Philosophy to success: Get the best employees, make the best product and have the best service.
What started out with Jack Shearers urge to make his own potato chips out of a kettle in Canton has grown into a $24 million operation in a state-of-the-art, multimillion dollar production facility in the one crossroad town of Brewster.
First and foremost, what sets us out from our competition is the quality of our products, says Jeff Vaughn, vice president of finance. He attributes that quality to the Shearers obsession with perfection.
Tom Shearer, vice president of the company, says its the little things the company does that keeps it ahead of the competition.
In todays competitive market, people still want a quality product, not necessarily the cheapest, Shearer says.
The cooking oils, salts and spices are checked hourly in the plant, and with the recent additions to Shearers production facility, every stage of the process, down to grinding corn, is handled and monitored in the factory.
In addition, the plant is thoroughly cleaned and the cooking oils filtered daily, in an industry in which the average for cleaning is three times a week and for filtering, once a week. The result is that after 15 hours of cooking, the facility is still cleaner than most peoples homes.
The plant is regularly inspected by a rabbi so that all Shearer products may be kosher certified.
This commitment to quality has paid off as Shearers products continually win Gold Medal Awards from the American Taste Institute and top awards in virtually every other snack food competition.
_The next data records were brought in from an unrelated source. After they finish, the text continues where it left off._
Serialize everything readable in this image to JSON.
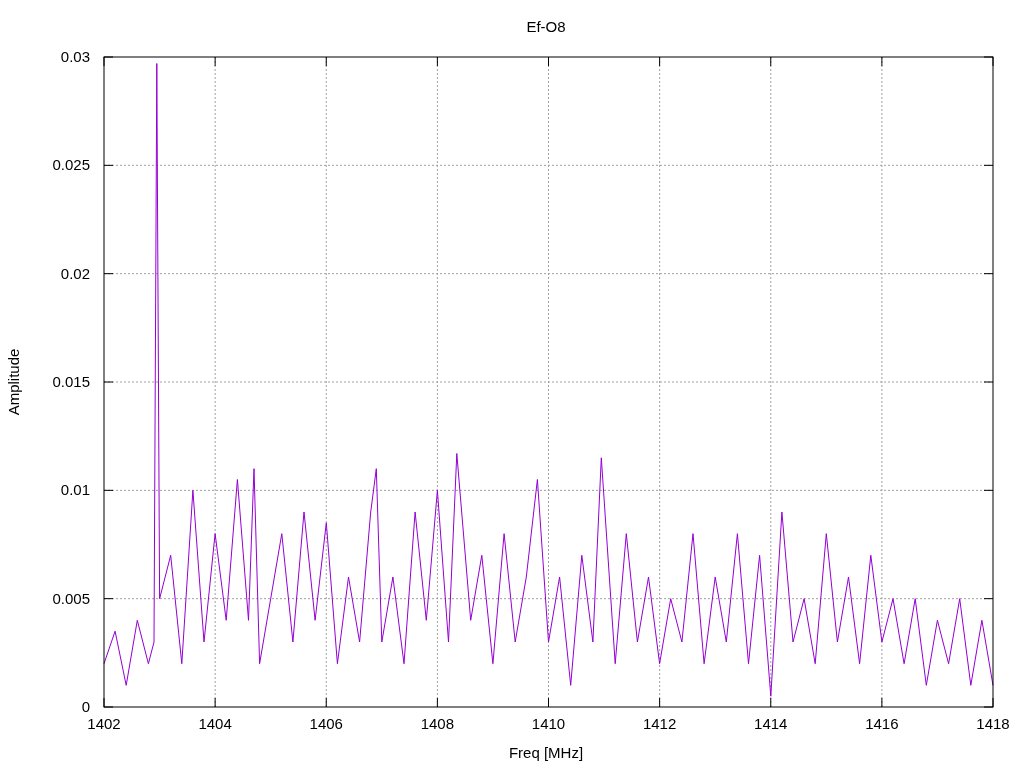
{
  "chart_data": {
    "type": "line",
    "grid": true,
    "title": "Ef-O8",
    "xlabel": "Freq [MHz]",
    "ylabel": "Amplitude",
    "xlim": [
      1402,
      1418
    ],
    "ylim": [
      0,
      0.03
    ],
    "xticks": [
      1402,
      1404,
      1406,
      1408,
      1410,
      1412,
      1414,
      1416,
      1418
    ],
    "yticks": [
      0,
      0.005,
      0.01,
      0.015,
      0.02,
      0.025,
      0.03
    ],
    "x": [
      1402.0,
      1402.2,
      1402.4,
      1402.6,
      1402.8,
      1402.9,
      1402.95,
      1403.0,
      1403.2,
      1403.4,
      1403.6,
      1403.8,
      1404.0,
      1404.2,
      1404.4,
      1404.6,
      1404.7,
      1404.8,
      1405.0,
      1405.2,
      1405.4,
      1405.6,
      1405.8,
      1406.0,
      1406.2,
      1406.4,
      1406.6,
      1406.8,
      1406.9,
      1407.0,
      1407.2,
      1407.4,
      1407.6,
      1407.8,
      1408.0,
      1408.2,
      1408.35,
      1408.6,
      1408.8,
      1409.0,
      1409.2,
      1409.4,
      1409.6,
      1409.8,
      1410.0,
      1410.2,
      1410.4,
      1410.6,
      1410.8,
      1410.95,
      1411.2,
      1411.4,
      1411.6,
      1411.8,
      1412.0,
      1412.2,
      1412.4,
      1412.6,
      1412.8,
      1413.0,
      1413.2,
      1413.4,
      1413.6,
      1413.8,
      1414.0,
      1414.2,
      1414.4,
      1414.6,
      1414.8,
      1415.0,
      1415.2,
      1415.4,
      1415.6,
      1415.8,
      1416.0,
      1416.2,
      1416.4,
      1416.6,
      1416.8,
      1417.0,
      1417.2,
      1417.4,
      1417.6,
      1417.8,
      1418.0
    ],
    "series": [
      {
        "color": "#9400d3",
        "values": [
          0.002,
          0.0035,
          0.001,
          0.004,
          0.002,
          0.003,
          0.0297,
          0.005,
          0.007,
          0.002,
          0.01,
          0.003,
          0.008,
          0.004,
          0.0105,
          0.004,
          0.011,
          0.002,
          0.005,
          0.008,
          0.003,
          0.009,
          0.004,
          0.0085,
          0.002,
          0.006,
          0.003,
          0.009,
          0.011,
          0.003,
          0.006,
          0.002,
          0.009,
          0.004,
          0.01,
          0.003,
          0.0117,
          0.004,
          0.007,
          0.002,
          0.008,
          0.003,
          0.006,
          0.0105,
          0.003,
          0.006,
          0.001,
          0.007,
          0.003,
          0.0115,
          0.002,
          0.008,
          0.003,
          0.006,
          0.002,
          0.005,
          0.003,
          0.008,
          0.002,
          0.006,
          0.003,
          0.008,
          0.002,
          0.007,
          0.0005,
          0.009,
          0.003,
          0.005,
          0.002,
          0.008,
          0.003,
          0.006,
          0.002,
          0.007,
          0.003,
          0.005,
          0.002,
          0.005,
          0.001,
          0.004,
          0.002,
          0.005,
          0.001,
          0.004,
          0.001
        ]
      }
    ]
  }
}
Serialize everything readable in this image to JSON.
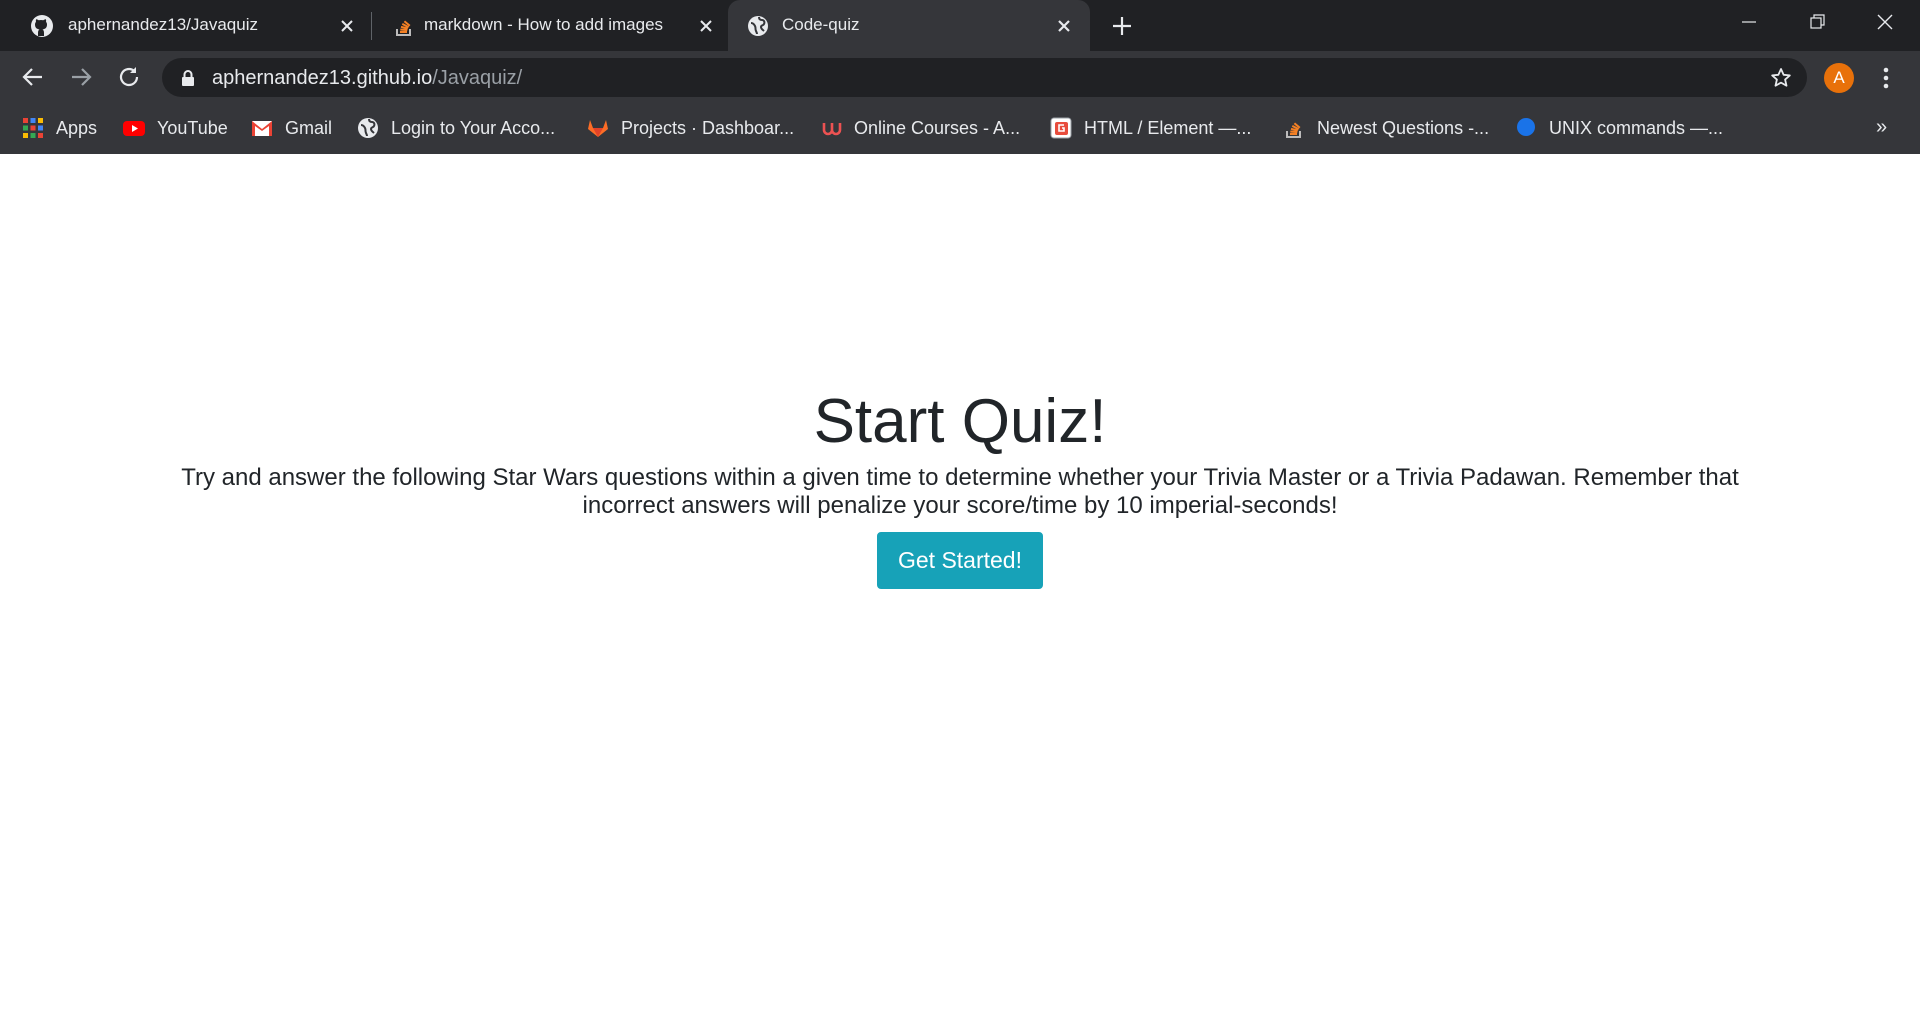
{
  "tabs": [
    {
      "title": "aphernandez13/Javaquiz",
      "icon": "github-icon"
    },
    {
      "title": "markdown - How to add images",
      "icon": "stackoverflow-icon"
    },
    {
      "title": "Code-quiz",
      "icon": "globe-icon",
      "active": true
    }
  ],
  "toolbar": {
    "url_host": "aphernandez13.github.io",
    "url_path": "/Javaquiz/",
    "avatar_letter": "A"
  },
  "bookmarks": [
    {
      "label": "Apps",
      "icon": "apps-grid-icon"
    },
    {
      "label": "YouTube",
      "icon": "youtube-icon"
    },
    {
      "label": "Gmail",
      "icon": "gmail-icon"
    },
    {
      "label": "Login to Your Acco...",
      "icon": "globe-icon"
    },
    {
      "label": "Projects · Dashboar...",
      "icon": "gitlab-icon"
    },
    {
      "label": "Online Courses - A...",
      "icon": "udemy-icon"
    },
    {
      "label": "HTML / Element —...",
      "icon": "element-icon"
    },
    {
      "label": "Newest Questions -...",
      "icon": "stackoverflow-icon"
    },
    {
      "label": "UNIX commands —...",
      "icon": "blue-dot-icon"
    }
  ],
  "bookmarks_overflow": "»",
  "page": {
    "title": "Start Quiz!",
    "description": "Try and answer the following Star Wars questions within a given time to determine whether your Trivia Master or a Trivia Padawan. Remember that incorrect answers will penalize your score/time by 10 imperial-seconds!",
    "button_label": "Get Started!"
  },
  "colors": {
    "button": "#17a2b8",
    "text": "#212529",
    "avatar": "#e8710a"
  }
}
Bob Shearer, president of the company, says that overall he is proudest of The acceptance of the product we make by our customers and the double digit growth that we show and the expansion that we just completed.